The top two scoring defenses in the Pac-12 meet on Saturday when the 13th-ranked Utes travel to Washington trying to keep their hopes alive for a late surge into the College Football Playoff conversation.
It's the second time in three weeks the Utes (7-1, 4-1 Pac-12, No. 12 CFP) will go on the road as the leaders of the Pac-12 South to play underdog to an unranked opponent. Two weeks ago, the Utes were routed by USC for their only loss. It's Washington (4-4, 2-3) that's favored this Saturday.
''The last year and a half we've been pretty good on the road except this one little hiccup with USC,'' Utah linebacker Jared Norris said. ''We don't fear playing on the road. We like it. We like going into a hostile environment and trying to go win a game in someone else's house.''
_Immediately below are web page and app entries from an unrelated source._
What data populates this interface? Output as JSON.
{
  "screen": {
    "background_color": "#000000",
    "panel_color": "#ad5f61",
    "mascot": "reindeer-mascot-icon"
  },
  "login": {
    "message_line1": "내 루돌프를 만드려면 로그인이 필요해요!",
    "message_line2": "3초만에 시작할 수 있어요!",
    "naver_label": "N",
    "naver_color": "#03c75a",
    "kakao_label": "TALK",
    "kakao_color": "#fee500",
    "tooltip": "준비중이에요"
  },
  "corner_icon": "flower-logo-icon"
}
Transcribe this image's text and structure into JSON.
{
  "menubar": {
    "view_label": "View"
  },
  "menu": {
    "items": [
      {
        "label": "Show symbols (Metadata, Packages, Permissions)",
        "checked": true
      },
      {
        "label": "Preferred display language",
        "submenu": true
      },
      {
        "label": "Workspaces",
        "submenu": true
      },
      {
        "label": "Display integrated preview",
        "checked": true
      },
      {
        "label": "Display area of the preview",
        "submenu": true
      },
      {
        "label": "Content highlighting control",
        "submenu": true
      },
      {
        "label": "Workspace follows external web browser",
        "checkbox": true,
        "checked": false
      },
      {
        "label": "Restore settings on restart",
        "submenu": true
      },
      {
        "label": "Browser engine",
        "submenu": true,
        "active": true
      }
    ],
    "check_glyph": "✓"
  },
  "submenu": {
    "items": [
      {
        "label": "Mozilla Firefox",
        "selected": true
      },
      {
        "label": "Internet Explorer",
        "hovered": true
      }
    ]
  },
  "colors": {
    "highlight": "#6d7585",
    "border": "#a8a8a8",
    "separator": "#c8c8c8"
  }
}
Utah's strength on defense has been shutting down the run. They're No. 1 in the Pac-12 and No. 17 in the country, giving up 113 yards per game on the ground. The Utes have not allowed a 100-yard rusher in their last nine games dating back to last season.
The talk about Washington's defense entering the season centered on whether the Huskies could replace a trio of all-Americans in Shaq Thompson, Hau'oli Kikaha and Danny Shelton, along with first-round pick Marcus Peters. The defense was seen as a potential weakness with all that talent gone.
What's been evident through eight weeks is the talent that was out of the limelight last season. Travis Feeney leads the Pac-12 with 6 1/2 sacks. Darren Gardenhire, Sidney Jones, Kevin King and Budda Baker all rank in the top 10 in the conference in passes defensed. The Huskies are giving up 16.9 points per game, the only team in the conference allowing less than 20 points per game. The last time Washington led the conference in scoring defense: 1991.
''It's almost like the mentality of we have to prove it every week before we say hey, we're this or we're that,'' Washington coach Chris Petersen said. ''And I think that's probably the best thing our defense has done. They kind of go out there with a prove-it mentality.''
Here are other things to watch as Utah visits Husky Stadium for the first time since 1979:
MR. WILSON: Which Travis Wilson will show up for Utah? The one that was nearly flawless in impressive wins over Oregon and Arizona State? Or the one who threw four interceptions in the Utes' loss at USC? The perfect version for Utah is the Wilson who played last week against Oregon State, when he completed 14 of 19 passes for 198 yards, added 56 yards rushing and scored touchdowns running and passing.
MONTLAKE JAKE: Washington freshman QB Jake Browning is coming off arguably the best game of his young college career, throwing for four touchdowns and running for a fifth in the Huskies' rout of Arizona. Browning's 264 yards passing against the Wildcats were his most in Pac-12 play and the Huskies hope that's a sign of improved consistency after some struggles earlier in conference play.
Browning will be tested by a Utah defense that will likely be more aggressive trying to rattle a freshman quarterback.
RUN BOOKER RUN: Utah running back Devontae Booker needs just 34 yards to top 1,000 for the second time in his college career. Booker has rushed for at least 100 yards in three of his past four games, the lone exception being the Utes' loss at USC. And while Washington has a stellar scoring defense, the Huskies have been susceptible to giving up yards on the ground, allowing 100-yard rushers in three of the past four games.
''He's our guy. He means a lot to this team,'' Utah coach Kyle Whittingham said.
MYLES AND MILES: Freshman Myles Gaskin is clearly Washington's running back of the future, having supplanted Dwayne Washington as the Huskies' main ball carrier. Gaskin had a streak of three straight 100-yard games snapped last week against Arizona, but remains on pace to be the first Washington freshman to run for 1,000 yards since Chris Polk did it in 2009 as a redshirt freshman.